The Raleigh city council met last Tuesday for a work session where they received information about the affordable housing fiscal year 2016-2020 plan, which will attempt to guide affordable housing initiatives for the next five years.
Larry Jarvis, director of the housing and neighborhoods department, made the presentation. He said the challenges facing affordable housing in Raleigh included the strong demand for people wanting to live near downtown, the rise in property values, and weak links to transit.
He said current program offerings included neighborhood revitalization programs, rehabilitation and repair services for houses, and 200 affordable housing rental units. He proposed ten objectives for the Low Income Housing Tax Credit program that would make it possible for more affordable housing units to be developed.
Objectives Include Replacing the Scattered Site Policy
One of the objectives sought was to replace the scattered site policy, which currently acts as a guiding tool for where to place affordable housing units. He said the new policy would focus on a “concentration of poverty,” where over 30 percent of people live below the poverty line, which would affect southeast Raleigh and portions of northeast Raleigh.
Another objective was called the “Affordable Rental Preservation/Creation Program.” It contained a 0% interest forgivable loan and focused on income targeting and affordability. Jarvis gave the example of Washington Terrace, which underwent significant redevelopment to make it a viable place to live.
Some of the objectives sought to make the process more effective, such as having a standardized application process and a system to vet guidelines, scoring, and other project selection factors. Others focused on financing, such as having direct acquisition of high-priority sites and possible land banking. One objective proposed to rehabilitate vacant lots and allow for a 0% interest loan to purchase vacant lots for rehabilitation.

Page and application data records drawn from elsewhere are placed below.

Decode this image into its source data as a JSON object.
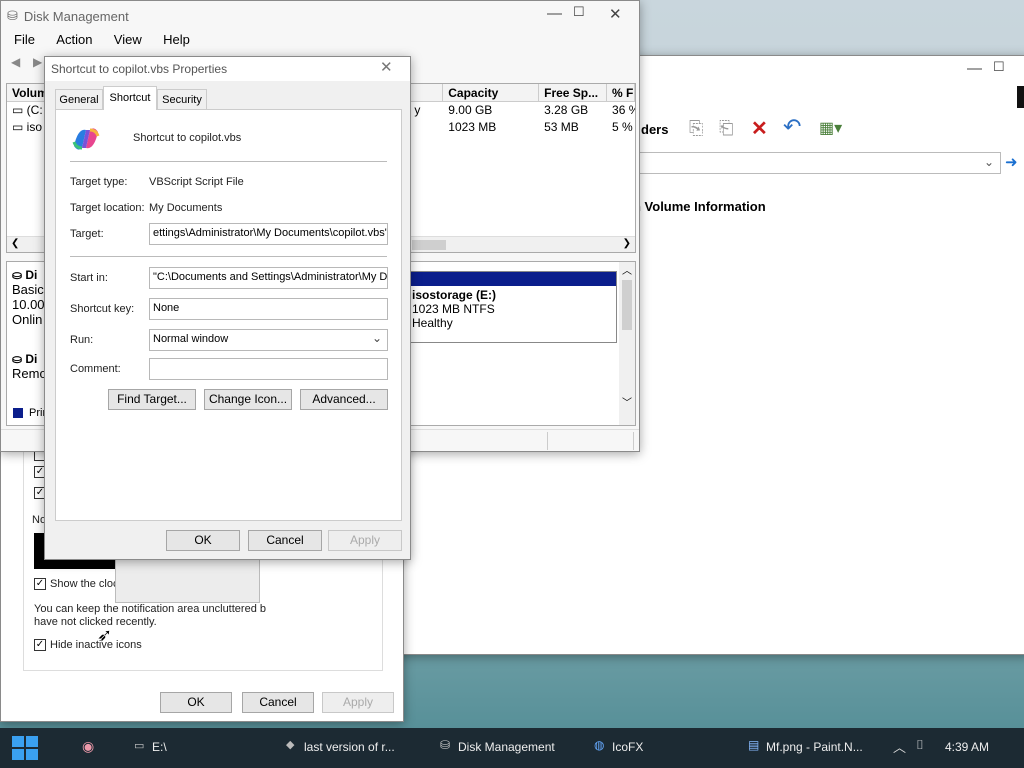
{
  "colors": {
    "accent": "#0b1e8c",
    "taskbar": "#1c2a33"
  },
  "disk_mgmt": {
    "title": "Disk Management",
    "menu": [
      "File",
      "Action",
      "View",
      "Help"
    ],
    "columns": [
      "Volum",
      "Capacity",
      "Free Sp...",
      "% Fr"
    ],
    "rows": [
      {
        "name": "(C:",
        "type": "y",
        "capacity": "9.00 GB",
        "free": "3.28 GB",
        "pct": "36 %"
      },
      {
        "name": "iso",
        "type": "",
        "capacity": "1023 MB",
        "free": "53 MB",
        "pct": "5 %"
      }
    ],
    "disk0": {
      "label": "Di",
      "type": "Basic",
      "size": "10.00",
      "status": "Onlin"
    },
    "disk1": {
      "label": "Di",
      "status": "Remo"
    },
    "legend_primary": "Prim",
    "volume": {
      "name": "isostorage  (E:)",
      "fs": "1023 MB NTFS",
      "health": "Healthy"
    }
  },
  "explorer": {
    "toolbar_text": "ders",
    "volume_info": "n Volume Information"
  },
  "taskbar_props": {
    "show_clock": "Show the cloc",
    "note_prefix": "No",
    "desc_line1": "You can keep the notification area uncluttered b",
    "desc_line2": "have not clicked recently.",
    "hide_inactive": "Hide inactive icons",
    "ok": "OK",
    "cancel": "Cancel",
    "apply": "Apply"
  },
  "props": {
    "title": "Shortcut to copilot.vbs Properties",
    "tabs": [
      "General",
      "Shortcut",
      "Security"
    ],
    "active_tab": "Shortcut",
    "name": "Shortcut to copilot.vbs",
    "target_type_label": "Target type:",
    "target_type": "VBScript Script File",
    "target_location_label": "Target location:",
    "target_location": "My Documents",
    "target_label": "Target:",
    "target": "ettings\\Administrator\\My Documents\\copilot.vbs\"",
    "start_in_label": "Start in:",
    "start_in": "\"C:\\Documents and Settings\\Administrator\\My Dc",
    "shortcut_key_label": "Shortcut key:",
    "shortcut_key": "None",
    "run_label": "Run:",
    "run": "Normal window",
    "comment_label": "Comment:",
    "comment": "",
    "find_target": "Find Target...",
    "change_icon": "Change Icon...",
    "advanced": "Advanced...",
    "ok": "OK",
    "cancel": "Cancel",
    "apply": "Apply"
  },
  "taskbar": {
    "items": [
      "E:\\",
      "last version of r...",
      "Disk Management",
      "IcoFX",
      "Mf.png - Paint.N..."
    ],
    "time": "4:39 AM"
  }
}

Councilor Gaylord: ‘They all make sense to pursue.’
Councilor Crowder asked for Jarvis to expand on the challenges facing neighborhoods, focusing on intervention before neighborhood blight becomes a problem. Jarvis responded that the market generally took care of neighborhood blight but if it didn’t, they would need to step in the different housing types.
“In general, I feel like they all make sense to pursue,” councilor Gaylord said.
Answering a question from councilor Baldwin, Jarvis expanded on the LIHTC, saying that they had $20 million due to a 2011 $16 million bond and various loan repayments. They planned to use the money for gap financing.
“I appreciate you telling us what the options are and what the realities are,” councilor Stephenson said.
There was discussion about setting a goal and how to make that goal realistic.
“At the end of the day, the answer is ‘yes,’ we need to set a goal,” city manager Ruffin Hall said.